[Records excerpted from a collection]

- - - - - - -

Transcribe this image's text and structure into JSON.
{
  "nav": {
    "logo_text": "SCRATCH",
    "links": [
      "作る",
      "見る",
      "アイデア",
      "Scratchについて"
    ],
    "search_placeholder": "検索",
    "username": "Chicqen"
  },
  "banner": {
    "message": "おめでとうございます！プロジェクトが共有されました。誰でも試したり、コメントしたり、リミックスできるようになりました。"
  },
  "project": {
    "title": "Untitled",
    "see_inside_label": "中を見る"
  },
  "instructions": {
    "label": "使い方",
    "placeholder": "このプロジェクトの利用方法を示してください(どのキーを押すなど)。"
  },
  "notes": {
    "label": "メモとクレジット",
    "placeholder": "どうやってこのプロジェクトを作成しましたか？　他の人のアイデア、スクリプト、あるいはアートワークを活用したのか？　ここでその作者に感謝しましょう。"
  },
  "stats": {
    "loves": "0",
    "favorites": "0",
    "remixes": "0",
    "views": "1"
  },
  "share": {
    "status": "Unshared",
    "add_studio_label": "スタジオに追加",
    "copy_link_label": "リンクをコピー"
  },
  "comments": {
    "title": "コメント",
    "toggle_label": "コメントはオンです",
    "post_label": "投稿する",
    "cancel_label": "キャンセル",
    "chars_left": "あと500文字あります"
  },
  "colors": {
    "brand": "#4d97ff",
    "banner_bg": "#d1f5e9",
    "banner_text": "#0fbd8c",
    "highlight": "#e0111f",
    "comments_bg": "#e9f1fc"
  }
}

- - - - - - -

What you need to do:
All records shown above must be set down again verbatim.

Your solution:
Transcribe this image's text and structure into JSON.
{
  "nav": {
    "logo_text": "SCRATCH",
    "links": [
      "作る",
      "見る",
      "アイデア",
      "Scratchについて"
    ],
    "search_placeholder": "検索",
    "username": "Chicqen"
  },
  "banner": {
    "message": "おめでとうございます！プロジェクトが共有されました。誰でも試したり、コメントしたり、リミックスできるようになりました。"
  },
  "project": {
    "title": "Untitled",
    "see_inside_label": "中を見る"
  },
  "instructions": {
    "label": "使い方",
    "placeholder": "このプロジェクトの利用方法を示してください(どのキーを押すなど)。"
  },
  "notes": {
    "label": "メモとクレジット",
    "placeholder": "どうやってこのプロジェクトを作成しましたか？　他の人のアイデア、スクリプト、あるいはアートワークを活用したのか？　ここでその作者に感謝しましょう。"
  },
  "stats": {
    "loves": "0",
    "favorites": "0",
    "remixes": "0",
    "views": "1"
  },
  "share": {
    "status": "Unshared",
    "add_studio_label": "スタジオに追加",
    "copy_link_label": "リンクをコピー"
  },
  "comments": {
    "title": "コメント",
    "toggle_label": "コメントはオンです",
    "post_label": "投稿する",
    "cancel_label": "キャンセル",
    "chars_left": "あと500文字あります"
  },
  "colors": {
    "brand": "#4d97ff",
    "banner_bg": "#d1f5e9",
    "banner_text": "#0fbd8c",
    "highlight": "#e0111f",
    "comments_bg": "#e9f1fc"
  }
}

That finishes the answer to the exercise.